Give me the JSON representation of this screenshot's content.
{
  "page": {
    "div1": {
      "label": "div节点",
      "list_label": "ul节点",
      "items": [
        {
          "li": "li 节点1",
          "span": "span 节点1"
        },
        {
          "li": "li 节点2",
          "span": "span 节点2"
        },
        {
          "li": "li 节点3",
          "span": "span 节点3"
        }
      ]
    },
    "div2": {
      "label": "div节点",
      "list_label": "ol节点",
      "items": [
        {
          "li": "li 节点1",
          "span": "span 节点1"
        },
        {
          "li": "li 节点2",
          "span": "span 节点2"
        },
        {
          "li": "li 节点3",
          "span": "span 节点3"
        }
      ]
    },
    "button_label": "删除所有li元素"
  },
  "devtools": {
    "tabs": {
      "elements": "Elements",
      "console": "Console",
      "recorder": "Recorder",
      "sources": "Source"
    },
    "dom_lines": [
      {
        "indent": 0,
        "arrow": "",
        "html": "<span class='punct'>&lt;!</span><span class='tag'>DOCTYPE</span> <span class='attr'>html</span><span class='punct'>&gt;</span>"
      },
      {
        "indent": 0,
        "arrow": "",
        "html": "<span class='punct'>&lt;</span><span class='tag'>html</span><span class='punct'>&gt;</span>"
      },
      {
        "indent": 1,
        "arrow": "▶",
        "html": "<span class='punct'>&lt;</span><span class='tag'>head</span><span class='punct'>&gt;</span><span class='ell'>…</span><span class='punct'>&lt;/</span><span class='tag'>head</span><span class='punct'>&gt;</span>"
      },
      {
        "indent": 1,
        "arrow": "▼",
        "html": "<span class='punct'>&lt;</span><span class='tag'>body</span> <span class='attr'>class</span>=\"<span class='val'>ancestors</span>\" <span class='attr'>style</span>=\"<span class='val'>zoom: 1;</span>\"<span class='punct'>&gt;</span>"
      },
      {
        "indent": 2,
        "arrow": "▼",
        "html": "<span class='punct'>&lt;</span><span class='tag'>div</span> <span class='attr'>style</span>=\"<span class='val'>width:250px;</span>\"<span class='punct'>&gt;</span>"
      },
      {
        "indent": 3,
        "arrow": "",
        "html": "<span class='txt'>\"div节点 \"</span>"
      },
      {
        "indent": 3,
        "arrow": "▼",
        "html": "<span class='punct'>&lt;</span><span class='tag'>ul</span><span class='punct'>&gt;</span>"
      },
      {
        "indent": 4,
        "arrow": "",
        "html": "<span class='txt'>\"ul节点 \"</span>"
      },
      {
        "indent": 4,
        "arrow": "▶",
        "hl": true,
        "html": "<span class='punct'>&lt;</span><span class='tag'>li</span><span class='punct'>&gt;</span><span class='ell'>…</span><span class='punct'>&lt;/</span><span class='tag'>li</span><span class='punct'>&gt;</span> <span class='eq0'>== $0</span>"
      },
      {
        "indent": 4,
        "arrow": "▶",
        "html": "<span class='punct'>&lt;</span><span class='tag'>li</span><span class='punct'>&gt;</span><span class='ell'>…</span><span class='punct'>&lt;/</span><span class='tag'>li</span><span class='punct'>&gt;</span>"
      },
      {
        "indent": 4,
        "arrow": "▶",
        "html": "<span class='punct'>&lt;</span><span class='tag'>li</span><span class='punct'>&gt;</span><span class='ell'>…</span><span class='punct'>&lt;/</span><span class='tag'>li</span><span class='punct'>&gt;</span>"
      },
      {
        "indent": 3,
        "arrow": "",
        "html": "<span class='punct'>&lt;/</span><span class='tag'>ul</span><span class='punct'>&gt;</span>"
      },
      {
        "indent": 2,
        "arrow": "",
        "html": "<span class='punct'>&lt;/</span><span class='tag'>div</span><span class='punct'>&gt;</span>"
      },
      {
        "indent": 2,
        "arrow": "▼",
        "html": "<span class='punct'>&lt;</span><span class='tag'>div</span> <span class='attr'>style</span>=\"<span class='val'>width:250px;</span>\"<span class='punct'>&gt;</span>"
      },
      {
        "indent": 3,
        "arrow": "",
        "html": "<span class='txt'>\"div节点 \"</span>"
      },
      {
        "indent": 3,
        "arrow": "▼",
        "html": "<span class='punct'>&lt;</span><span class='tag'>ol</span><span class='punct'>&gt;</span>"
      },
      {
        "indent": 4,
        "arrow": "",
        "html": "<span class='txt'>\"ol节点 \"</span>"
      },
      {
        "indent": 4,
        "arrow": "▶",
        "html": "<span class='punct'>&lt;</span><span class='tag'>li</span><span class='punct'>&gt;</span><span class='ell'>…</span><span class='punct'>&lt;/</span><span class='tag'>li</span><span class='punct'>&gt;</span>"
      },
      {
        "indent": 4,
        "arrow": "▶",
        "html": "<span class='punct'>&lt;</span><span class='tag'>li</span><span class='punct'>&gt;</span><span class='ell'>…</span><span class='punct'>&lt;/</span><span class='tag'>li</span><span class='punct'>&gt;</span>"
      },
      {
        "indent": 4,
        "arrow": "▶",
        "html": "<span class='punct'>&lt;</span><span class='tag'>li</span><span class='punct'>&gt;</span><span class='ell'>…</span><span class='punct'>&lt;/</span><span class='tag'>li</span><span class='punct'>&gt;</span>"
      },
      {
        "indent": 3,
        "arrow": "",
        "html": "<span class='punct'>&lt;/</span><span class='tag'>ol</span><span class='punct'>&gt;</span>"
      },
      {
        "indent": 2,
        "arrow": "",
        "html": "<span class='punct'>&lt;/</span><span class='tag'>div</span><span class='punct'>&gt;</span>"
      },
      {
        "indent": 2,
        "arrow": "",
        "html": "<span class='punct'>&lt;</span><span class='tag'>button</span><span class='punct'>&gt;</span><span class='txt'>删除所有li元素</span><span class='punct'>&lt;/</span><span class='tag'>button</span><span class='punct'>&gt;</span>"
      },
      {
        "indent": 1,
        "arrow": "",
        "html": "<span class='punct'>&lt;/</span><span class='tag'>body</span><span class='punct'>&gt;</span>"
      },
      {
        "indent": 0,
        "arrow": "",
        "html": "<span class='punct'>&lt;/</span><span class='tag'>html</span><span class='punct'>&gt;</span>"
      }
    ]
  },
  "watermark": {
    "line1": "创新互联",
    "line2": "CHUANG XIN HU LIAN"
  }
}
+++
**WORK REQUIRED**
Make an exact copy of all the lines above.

**EXERCISE OUTPUT**
Give me the JSON representation of this screenshot's content.
{
  "page": {
    "div1": {
      "label": "div节点",
      "list_label": "ul节点",
      "items": [
        {
          "li": "li 节点1",
          "span": "span 节点1"
        },
        {
          "li": "li 节点2",
          "span": "span 节点2"
        },
        {
          "li": "li 节点3",
          "span": "span 节点3"
        }
      ]
    },
    "div2": {
      "label": "div节点",
      "list_label": "ol节点",
      "items": [
        {
          "li": "li 节点1",
          "span": "span 节点1"
        },
        {
          "li": "li 节点2",
          "span": "span 节点2"
        },
        {
          "li": "li 节点3",
          "span": "span 节点3"
        }
      ]
    },
    "button_label": "删除所有li元素"
  },
  "devtools": {
    "tabs": {
      "elements": "Elements",
      "console": "Console",
      "recorder": "Recorder",
      "sources": "Source"
    },
    "dom_lines": [
      {
        "indent": 0,
        "arrow": "",
        "html": "<span class='punct'>&lt;!</span><span class='tag'>DOCTYPE</span> <span class='attr'>html</span><span class='punct'>&gt;</span>"
      },
      {
        "indent": 0,
        "arrow": "",
        "html": "<span class='punct'>&lt;</span><span class='tag'>html</span><span class='punct'>&gt;</span>"
      },
      {
        "indent": 1,
        "arrow": "▶",
        "html": "<span class='punct'>&lt;</span><span class='tag'>head</span><span class='punct'>&gt;</span><span class='ell'>…</span><span class='punct'>&lt;/</span><span class='tag'>head</span><span class='punct'>&gt;</span>"
      },
      {
        "indent": 1,
        "arrow": "▼",
        "html": "<span class='punct'>&lt;</span><span class='tag'>body</span> <span class='attr'>class</span>=\"<span class='val'>ancestors</span>\" <span class='attr'>style</span>=\"<span class='val'>zoom: 1;</span>\"<span class='punct'>&gt;</span>"
      },
      {
        "indent": 2,
        "arrow": "▼",
        "html": "<span class='punct'>&lt;</span><span class='tag'>div</span> <span class='attr'>style</span>=\"<span class='val'>width:250px;</span>\"<span class='punct'>&gt;</span>"
      },
      {
        "indent": 3,
        "arrow": "",
        "html": "<span class='txt'>\"div节点 \"</span>"
      },
      {
        "indent": 3,
        "arrow": "▼",
        "html": "<span class='punct'>&lt;</span><span class='tag'>ul</span><span class='punct'>&gt;</span>"
      },
      {
        "indent": 4,
        "arrow": "",
        "html": "<span class='txt'>\"ul节点 \"</span>"
      },
      {
        "indent": 4,
        "arrow": "▶",
        "hl": true,
        "html": "<span class='punct'>&lt;</span><span class='tag'>li</span><span class='punct'>&gt;</span><span class='ell'>…</span><span class='punct'>&lt;/</span><span class='tag'>li</span><span class='punct'>&gt;</span> <span class='eq0'>== $0</span>"
      },
      {
        "indent": 4,
        "arrow": "▶",
        "html": "<span class='punct'>&lt;</span><span class='tag'>li</span><span class='punct'>&gt;</span><span class='ell'>…</span><span class='punct'>&lt;/</span><span class='tag'>li</span><span class='punct'>&gt;</span>"
      },
      {
        "indent": 4,
        "arrow": "▶",
        "html": "<span class='punct'>&lt;</span><span class='tag'>li</span><span class='punct'>&gt;</span><span class='ell'>…</span><span class='punct'>&lt;/</span><span class='tag'>li</span><span class='punct'>&gt;</span>"
      },
      {
        "indent": 3,
        "arrow": "",
        "html": "<span class='punct'>&lt;/</span><span class='tag'>ul</span><span class='punct'>&gt;</span>"
      },
      {
        "indent": 2,
        "arrow": "",
        "html": "<span class='punct'>&lt;/</span><span class='tag'>div</span><span class='punct'>&gt;</span>"
      },
      {
        "indent": 2,
        "arrow": "▼",
        "html": "<span class='punct'>&lt;</span><span class='tag'>div</span> <span class='attr'>style</span>=\"<span class='val'>width:250px;</span>\"<span class='punct'>&gt;</span>"
      },
      {
        "indent": 3,
        "arrow": "",
        "html": "<span class='txt'>\"div节点 \"</span>"
      },
      {
        "indent": 3,
        "arrow": "▼",
        "html": "<span class='punct'>&lt;</span><span class='tag'>ol</span><span class='punct'>&gt;</span>"
      },
      {
        "indent": 4,
        "arrow": "",
        "html": "<span class='txt'>\"ol节点 \"</span>"
      },
      {
        "indent": 4,
        "arrow": "▶",
        "html": "<span class='punct'>&lt;</span><span class='tag'>li</span><span class='punct'>&gt;</span><span class='ell'>…</span><span class='punct'>&lt;/</span><span class='tag'>li</span><span class='punct'>&gt;</span>"
      },
      {
        "indent": 4,
        "arrow": "▶",
        "html": "<span class='punct'>&lt;</span><span class='tag'>li</span><span class='punct'>&gt;</span><span class='ell'>…</span><span class='punct'>&lt;/</span><span class='tag'>li</span><span class='punct'>&gt;</span>"
      },
      {
        "indent": 4,
        "arrow": "▶",
        "html": "<span class='punct'>&lt;</span><span class='tag'>li</span><span class='punct'>&gt;</span><span class='ell'>…</span><span class='punct'>&lt;/</span><span class='tag'>li</span><span class='punct'>&gt;</span>"
      },
      {
        "indent": 3,
        "arrow": "",
        "html": "<span class='punct'>&lt;/</span><span class='tag'>ol</span><span class='punct'>&gt;</span>"
      },
      {
        "indent": 2,
        "arrow": "",
        "html": "<span class='punct'>&lt;/</span><span class='tag'>div</span><span class='punct'>&gt;</span>"
      },
      {
        "indent": 2,
        "arrow": "",
        "html": "<span class='punct'>&lt;</span><span class='tag'>button</span><span class='punct'>&gt;</span><span class='txt'>删除所有li元素</span><span class='punct'>&lt;/</span><span class='tag'>button</span><span class='punct'>&gt;</span>"
      },
      {
        "indent": 1,
        "arrow": "",
        "html": "<span class='punct'>&lt;/</span><span class='tag'>body</span><span class='punct'>&gt;</span>"
      },
      {
        "indent": 0,
        "arrow": "",
        "html": "<span class='punct'>&lt;/</span><span class='tag'>html</span><span class='punct'>&gt;</span>"
      }
    ]
  },
  "watermark": {
    "line1": "创新互联",
    "line2": "CHUANG XIN HU LIAN"
  }
}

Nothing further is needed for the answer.